### WHAT IS NEEDED
Identify and pull out each line of the entries in which "dxhuong" occurs.

Interface dataset entries:
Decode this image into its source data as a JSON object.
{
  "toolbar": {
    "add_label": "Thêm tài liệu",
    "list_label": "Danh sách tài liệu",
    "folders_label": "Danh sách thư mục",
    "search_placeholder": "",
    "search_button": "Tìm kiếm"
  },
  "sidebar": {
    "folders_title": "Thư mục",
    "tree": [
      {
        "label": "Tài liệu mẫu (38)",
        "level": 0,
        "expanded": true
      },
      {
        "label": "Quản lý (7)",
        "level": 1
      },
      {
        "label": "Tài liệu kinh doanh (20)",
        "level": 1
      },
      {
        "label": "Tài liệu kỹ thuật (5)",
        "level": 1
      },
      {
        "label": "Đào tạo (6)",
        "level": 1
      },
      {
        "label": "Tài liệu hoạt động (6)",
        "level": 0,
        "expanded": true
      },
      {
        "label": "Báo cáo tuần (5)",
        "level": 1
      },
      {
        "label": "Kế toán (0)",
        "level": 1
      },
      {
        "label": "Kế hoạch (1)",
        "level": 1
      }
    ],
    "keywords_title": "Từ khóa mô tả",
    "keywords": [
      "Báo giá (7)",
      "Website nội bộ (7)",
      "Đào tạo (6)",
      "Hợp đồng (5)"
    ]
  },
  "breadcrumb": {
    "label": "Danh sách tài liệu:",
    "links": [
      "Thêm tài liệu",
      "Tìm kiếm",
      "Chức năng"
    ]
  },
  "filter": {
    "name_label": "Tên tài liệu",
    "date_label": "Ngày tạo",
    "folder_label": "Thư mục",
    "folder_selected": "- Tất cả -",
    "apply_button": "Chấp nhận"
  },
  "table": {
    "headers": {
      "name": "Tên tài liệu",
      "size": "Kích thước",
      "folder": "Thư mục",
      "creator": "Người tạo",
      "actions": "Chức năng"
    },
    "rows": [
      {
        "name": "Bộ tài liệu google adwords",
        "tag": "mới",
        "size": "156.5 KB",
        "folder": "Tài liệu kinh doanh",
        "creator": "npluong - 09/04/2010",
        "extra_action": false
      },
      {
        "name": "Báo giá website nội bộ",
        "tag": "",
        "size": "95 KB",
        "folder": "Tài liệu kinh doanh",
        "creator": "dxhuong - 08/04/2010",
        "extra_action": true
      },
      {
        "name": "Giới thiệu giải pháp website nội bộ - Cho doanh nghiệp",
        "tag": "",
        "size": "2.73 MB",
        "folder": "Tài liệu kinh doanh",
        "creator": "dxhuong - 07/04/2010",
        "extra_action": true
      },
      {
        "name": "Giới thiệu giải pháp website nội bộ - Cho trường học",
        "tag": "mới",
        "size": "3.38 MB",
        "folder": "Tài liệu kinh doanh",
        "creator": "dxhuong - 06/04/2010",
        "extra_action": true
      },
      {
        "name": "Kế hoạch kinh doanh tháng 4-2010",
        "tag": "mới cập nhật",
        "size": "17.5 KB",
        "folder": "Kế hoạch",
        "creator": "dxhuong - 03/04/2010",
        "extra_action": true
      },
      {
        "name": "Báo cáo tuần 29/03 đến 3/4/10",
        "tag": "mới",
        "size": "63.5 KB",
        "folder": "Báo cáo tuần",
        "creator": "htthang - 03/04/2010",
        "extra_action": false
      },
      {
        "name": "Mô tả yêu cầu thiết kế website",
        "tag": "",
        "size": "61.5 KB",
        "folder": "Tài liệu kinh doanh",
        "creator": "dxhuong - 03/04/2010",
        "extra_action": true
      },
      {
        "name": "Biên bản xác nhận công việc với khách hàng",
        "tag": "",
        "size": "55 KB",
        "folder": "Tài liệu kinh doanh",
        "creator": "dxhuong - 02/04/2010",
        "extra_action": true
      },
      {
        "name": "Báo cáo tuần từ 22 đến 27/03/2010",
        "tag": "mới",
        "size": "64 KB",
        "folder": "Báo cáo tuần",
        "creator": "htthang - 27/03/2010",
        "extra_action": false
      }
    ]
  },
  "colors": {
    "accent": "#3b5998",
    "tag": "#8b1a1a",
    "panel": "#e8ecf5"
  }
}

### EXERCISE RESPONSE
        "creator": "dxhuong - 08/04/2010",
        "creator": "dxhuong - 07/04/2010",
        "creator": "dxhuong - 06/04/2010",
        "creator": "dxhuong - 03/04/2010",
        "creator": "dxhuong - 03/04/2010",
        "creator": "dxhuong - 02/04/2010",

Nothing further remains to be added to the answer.